Stretching before or after physical activity is an action commonly executed by many, usually with expectations of reducing injury risk and soreness associated with injury, increasing looseness and well-being, or enhancing overall performance. Shockingly enough, despite its widespread popularity, the specific benefits of stretching have not been clearly established. Studies that have been conducted on the subject matter in the past have either been inconclusive or have shown the positive effects of stretching to be small and not statistically significant. Based off of this lack of conclusive information, a powerful study known as a randomized trial was conducted to determine if a stretching program before and after vigorous physical activity reduces the risk of injury or soreness.
Internet-only system produces immense response
The study design used was unique in that it was entirely internet-based, with no actual interaction with the study’s conductors, and the only requirements were that subjects were 18 or older and took part in vigorous physical activity at least once in the past week. This set-up allowed for a large range of people from anywhere in the world to participate, giving the study power due to its size. Potential participants were screened for eligibility, and a total of 2,377 people were selected, then randomized into a stretch group (1,220) and control group (1,157). Participants were asked to log on to a designated Web site and complete a questionnaire about their age, physical activity, stretching habits and beliefs on the effects of stretching.
The stretch group was asked to stretch seven lower limb muscle groups on both sides of the body before and after every occasion of vigorous physical activity with a set of stretches specifically designed by physical therapists and posted with images on the site. Participants were also asked to not stretch any other lower limb or trunk muscle group aside from those in the stretching protocol for the next 12 weeks.

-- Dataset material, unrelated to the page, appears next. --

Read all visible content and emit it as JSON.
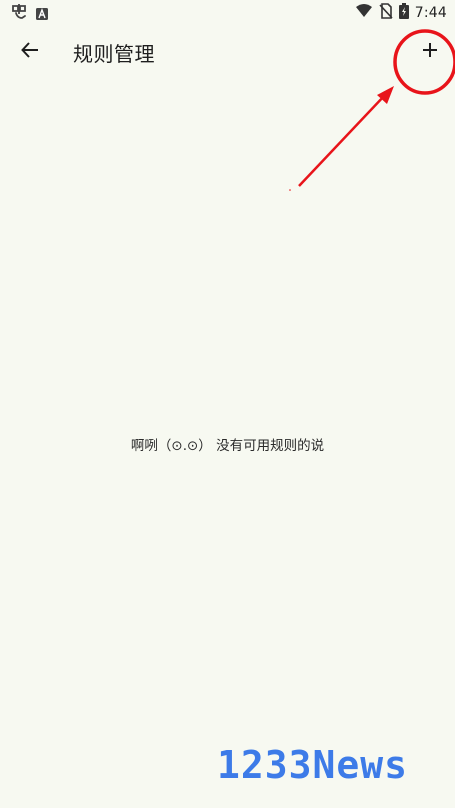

The control group was asked to not stretch any lower limb or trunk muscles over the 12-week interval. All participants were instructed to carry on their usual exercise patterns and usual stretching routines for upper limbs. For the 12 weeks, participants were sent a weekly e-mail reminder to visit the Web site to provide details about soreness, perceptions of looseness during and after exercise, amount of vigorous activity, compliance with the trial protocol and adverse events. Any injuries of the lower limb or back were to be fully documented. Primary outcomes of the study were time to injury and soreness, and secondary outcomes included time to muscle, ligament and tendon injuries, severity of soreness, and perceptions of looseness before and after exercise.
Benefits of stretching shown to be minimal, questionable
Overall, 687 participants experienced at least one injury during the course of the trial, and about 25% of participants reported bothersome soreness in any week. Stretching did not have a clinically important or statistically significant effect on risk of all injuries, but it did produce small reductions in the risk of bothersome soreness, with its mean risk being 24.6% for the stretch group and 32.3% for the control. In terms of secondary outcomes, stretching was also shown to minimally reduce the risk of muscle, ligament and tendon injuries, but these figures must be approached with caution since they are in contrast to the primary finding. The study’s conductors pointed out that if there were an actual reduction in risk of injuries to the specific areas, there would also be a reduction in the all-injury risk, which did not exist. Despite this lack of consistency, it’s possible that the figures could still have some merit. Stretching was also shown to increase the perception of looseness both before and after physical activity.
One final word…
The study’s conductors therefore suggest that for those who enjoy stretching or believe it reduces soreness or increases looseness, these findings support their habits enough for them to carry on stretching regularly. Those who don’t enjoy stretching, on the other hand, will need to balance the benefits of a small reduction in soreness, small increase in looseness, and perhaps a reduction in muscle ligament and tendon injuries against the effort and time it takes to stretch. So, while it appears that stretching does aide some athletes in a subjective response to more looseness and less soreness, according to this study, it does not have the effect on injury prevention that has been promoted and accepted for so long.
-As reported in the June ’09 edition of the British Journal of Sports Medicine